By using Photoshop Layer and Mask, we can create almost the same effect for our images. In this tutorial you’ll learn how to create the effect of Graduated ND Filter.
A- Open a high contrast image which contains strong highlights and deep shadows. Go to Adjustment layers and select Levels. Now start adjusting the Levels to bring back as much details in highlight as you can. (Don’t worry about the mid tones and shadows as they get darker. We are going to mask those areas).
B- Select the Mask on the Layer panel. Then go to Tool bar and select Gradient tool. Make sure that Linear gradient is selected, go to the gradient Bar and select Black to White Gradient from the drop down menu.
C- Since it is a Black to White gradient (Black means no adjustment and White means adjustment), click on the Shadow part of the image and drag it all the way to the starting point of Highlights.
D- As you can see in the Layer Panel, we created a very nice smooth gradient filter on the Mask of Layer adjustment.
E- Finally, if I want to bring the exposure back to a particular area of the photo and make it brighter I can easily select the Brush tool, pick up the Black colour (as Black means no adjustment), and start brushing areas where I don’t want to apply the adjustment.
F- Here is Before.
And here is After.
I recommend you save the image as PSD (Photoshop format) so you can go back at any time and make changes to this layer and its mask, without affecting the original photo.
I hope you’ve enjoyed this example of one of the many different ways to use Photoshop Layers and Mask together to apply local adjustments to photos without changing the original pictures.
That is all for this week.

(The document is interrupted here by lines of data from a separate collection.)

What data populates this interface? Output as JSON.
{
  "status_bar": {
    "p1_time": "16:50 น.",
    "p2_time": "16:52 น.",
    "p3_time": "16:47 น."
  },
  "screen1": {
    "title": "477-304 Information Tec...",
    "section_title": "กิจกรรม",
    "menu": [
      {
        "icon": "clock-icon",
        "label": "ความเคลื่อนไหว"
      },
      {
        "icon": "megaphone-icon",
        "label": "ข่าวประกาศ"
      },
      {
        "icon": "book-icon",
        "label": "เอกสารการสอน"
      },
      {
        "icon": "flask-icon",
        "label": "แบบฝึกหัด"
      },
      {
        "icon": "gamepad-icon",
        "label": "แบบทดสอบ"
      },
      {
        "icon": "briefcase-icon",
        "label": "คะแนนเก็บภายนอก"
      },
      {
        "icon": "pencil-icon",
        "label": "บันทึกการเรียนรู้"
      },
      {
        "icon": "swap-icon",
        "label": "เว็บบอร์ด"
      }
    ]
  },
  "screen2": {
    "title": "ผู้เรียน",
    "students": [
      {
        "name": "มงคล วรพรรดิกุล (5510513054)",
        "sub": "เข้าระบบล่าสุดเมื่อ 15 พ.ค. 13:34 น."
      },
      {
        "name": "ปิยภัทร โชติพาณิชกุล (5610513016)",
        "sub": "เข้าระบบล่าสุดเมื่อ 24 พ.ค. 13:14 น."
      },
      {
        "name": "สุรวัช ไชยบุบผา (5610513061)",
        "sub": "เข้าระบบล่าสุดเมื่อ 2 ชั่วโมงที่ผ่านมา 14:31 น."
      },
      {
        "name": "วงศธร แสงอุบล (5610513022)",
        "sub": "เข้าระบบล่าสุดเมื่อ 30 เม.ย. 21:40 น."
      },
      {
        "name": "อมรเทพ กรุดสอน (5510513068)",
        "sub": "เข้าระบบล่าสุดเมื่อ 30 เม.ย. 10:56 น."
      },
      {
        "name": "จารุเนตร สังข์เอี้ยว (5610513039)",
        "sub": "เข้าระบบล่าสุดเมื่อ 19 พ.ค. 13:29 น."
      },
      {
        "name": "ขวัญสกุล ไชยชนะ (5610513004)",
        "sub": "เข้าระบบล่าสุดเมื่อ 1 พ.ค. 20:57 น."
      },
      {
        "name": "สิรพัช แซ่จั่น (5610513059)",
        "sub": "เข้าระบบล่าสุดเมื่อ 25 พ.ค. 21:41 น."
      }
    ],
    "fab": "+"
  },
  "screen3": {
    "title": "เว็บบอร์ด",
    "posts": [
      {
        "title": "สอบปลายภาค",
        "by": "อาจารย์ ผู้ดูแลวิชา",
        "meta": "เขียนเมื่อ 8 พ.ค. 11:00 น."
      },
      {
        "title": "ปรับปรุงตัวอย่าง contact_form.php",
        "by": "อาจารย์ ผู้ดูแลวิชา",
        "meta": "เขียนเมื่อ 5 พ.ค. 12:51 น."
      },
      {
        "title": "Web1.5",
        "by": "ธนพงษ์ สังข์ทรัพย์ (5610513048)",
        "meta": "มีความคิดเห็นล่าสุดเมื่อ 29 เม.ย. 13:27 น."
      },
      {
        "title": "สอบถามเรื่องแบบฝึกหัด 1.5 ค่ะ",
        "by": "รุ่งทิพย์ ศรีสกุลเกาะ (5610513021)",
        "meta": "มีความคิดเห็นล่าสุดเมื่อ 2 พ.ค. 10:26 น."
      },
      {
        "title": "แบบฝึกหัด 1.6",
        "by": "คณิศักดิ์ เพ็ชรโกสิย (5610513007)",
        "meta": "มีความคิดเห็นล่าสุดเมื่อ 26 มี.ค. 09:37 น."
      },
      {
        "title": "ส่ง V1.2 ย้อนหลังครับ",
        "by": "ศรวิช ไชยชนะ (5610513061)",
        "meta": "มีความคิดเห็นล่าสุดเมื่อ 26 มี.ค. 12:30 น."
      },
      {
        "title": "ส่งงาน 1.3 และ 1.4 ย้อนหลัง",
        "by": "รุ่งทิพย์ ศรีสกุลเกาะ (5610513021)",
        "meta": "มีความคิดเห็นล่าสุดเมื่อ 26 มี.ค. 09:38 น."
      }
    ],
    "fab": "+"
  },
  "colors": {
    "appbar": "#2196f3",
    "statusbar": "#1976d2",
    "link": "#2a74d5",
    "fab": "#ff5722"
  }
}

If you want to learn more, register for Photoshop Layers and Masks workshop today. Photoshop Layers and Masks is a two day program scheduled for November 18 and 19 from 7-9 PM.
Ted and the Omnilargess TeamShare